Monday, 14 December 2015

Something (a fuel leak?) happened to the Chang'e 3 booster (2013-070B) late September-early October

Over the past year I have frequently reported on my observations of very distant space junk: objects orbiting at trans-Lunar distance. One of these objects, 2013-070B, the CZ-3C upper stage of the Chinese Chang'e 3 Lunar mission from 2013, is now showing something interesting.

flash cycle of 2013-070B on 11 Sep 2015 (click to enlarge). Stack of multiple images

2013-070B is tumbling and shows a very slow flash cycle (see various previous posts). Observations during the summer months of 2015, up to 14 September 2015, suggested a stable flash period of  about 423 seconds.

But somewhere between mid-September and late October 2015, things have changed. The first indication was from this fine series of data points which Krisztián Sárneczky obtained for me on 24 October 2015, using the 0.6-m Schmidt telescope of MPC 461 (Piszkéstető station of Konkoly Observatory, Hungary):

click diagram to enlarge

The flash period had suddenly dropped, to 384 seconds on 24 October 2015, and has further dropped to 364 seconds on 6 December 2015, based on a series of images I obtained with the help of Peter Starr from Warrumbungle Observatory (MPC Q65) in Australia.

2010-013B 2013-070B is hence suddenly tumbling at a faster speed than it used to do. The value is still dropping further, but the drop appears to be slowing down, as can be seen in the diagram below:

click to enlarge diagram

Such a sudden drop from a stable flash period to a shorter flash period can have a number of causes. A close approach to the Moon can result in a tumble periodicity change: but 2013-070B did not experience such a close approach during the relevant weeks, so that is not an explanation. The most likely explanation is that the booster developed a fuel leak.

Rocket stages always contain some remnant fuel in their tanks. Rocket fuel is often quite corrosive and slowly eats its way through the metal of the tank and booster. In addition, a meteoroid impact can puncture the rocket stage and tanks. When one of these two things happen, fuel vapor escapes from the rocket stage, and acts as a mini rocket engine, giving the object some extra momentum. This can either speed up or slow down he tumbling speed of the object.

We have seen this happen a number of times with rocket stages in Low Earth Orbit as well, and there is no reason why this could not happen to a rocket stage in a trans-Lunar orbit.

Imaging Geostationary satellites, and PAN's past relocations

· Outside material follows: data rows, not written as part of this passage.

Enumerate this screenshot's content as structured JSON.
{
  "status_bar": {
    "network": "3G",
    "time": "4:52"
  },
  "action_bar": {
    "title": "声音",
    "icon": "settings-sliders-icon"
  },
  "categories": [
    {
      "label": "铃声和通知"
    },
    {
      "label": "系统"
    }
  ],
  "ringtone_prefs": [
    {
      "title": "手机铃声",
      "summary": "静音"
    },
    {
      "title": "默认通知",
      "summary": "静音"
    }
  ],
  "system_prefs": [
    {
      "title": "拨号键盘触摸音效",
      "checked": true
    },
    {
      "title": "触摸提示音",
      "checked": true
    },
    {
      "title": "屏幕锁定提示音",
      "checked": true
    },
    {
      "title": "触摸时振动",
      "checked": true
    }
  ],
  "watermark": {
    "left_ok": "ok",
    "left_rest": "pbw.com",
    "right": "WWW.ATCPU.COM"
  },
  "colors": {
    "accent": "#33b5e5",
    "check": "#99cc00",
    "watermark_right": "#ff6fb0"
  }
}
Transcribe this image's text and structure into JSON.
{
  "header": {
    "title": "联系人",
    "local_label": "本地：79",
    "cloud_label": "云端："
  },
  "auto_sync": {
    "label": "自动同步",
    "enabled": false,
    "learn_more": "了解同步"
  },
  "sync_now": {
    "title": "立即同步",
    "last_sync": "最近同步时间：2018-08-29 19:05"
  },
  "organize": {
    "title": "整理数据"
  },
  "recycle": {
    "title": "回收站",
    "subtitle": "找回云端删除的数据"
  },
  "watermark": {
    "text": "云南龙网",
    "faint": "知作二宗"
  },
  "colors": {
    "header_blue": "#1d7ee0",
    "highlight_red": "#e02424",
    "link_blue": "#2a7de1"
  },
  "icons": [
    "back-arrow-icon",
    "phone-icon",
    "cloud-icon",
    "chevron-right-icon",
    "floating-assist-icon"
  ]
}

Last week saw some clear evenings, and I used one of them to image some geostationary satellites. It concerned "the usual suspects": MENTOR's, MERCURY's and the enigmatic, probably SIGINT satellite PAN (2009-047A). The latter satellite has not been moved for quite a while now: since the end of 2013 it is at longitude 47.7 E, parked close to a number of commercial comsats. In the past it was frequently relocated, taking positions next to various commercial COMSATS. In four years time between 2009-2013, it moved at least 9 times (which is a lot) to various longitudes between 33 E and 52.5 E.

PAN amidst several commercial COMSATS on 9 December 2015 (click to enlarge)

The diagram below charts these frequent movements of PAN. Relocations typically took place about once every 6 months. Late 2013, they stopped. PAN however must still be operational, as active station-keeping is necessary for it to stay at 47.7 E.

relocations of PAN over time, 2009-2015 (click to enlarge)

Four other SIGINT satellites and a military comsat were imaged as well: Mentor 4 (2009-001A) and Mentor 6 (2012-034A), Mercury 1 (1994-054A) and Mercury 2 (1996-026A), and the military comsat Milstar 5 (2002-001A).

Mentor 4, next to commercial comsat Thuraya 2 on 9 Dec 2015 (click to enlarge)

Mentor 6 and a number of commercial satellites, close to the Orion nebula, on 9 Dec 2015

Using the remote telescope at Warrumbungle (MPC Q65) in Australia, I recently (4 December 2015) also checked-up on the recently launched US Navy COMSAT MUOS 4 (2015-044A). It is still at its check-out location over the Pacific at longitude 172 W, but some recent press statements suggest check-out has been successfully completed, and it will be moved to its operational position at longitude 75 E near India in the spring of 2016.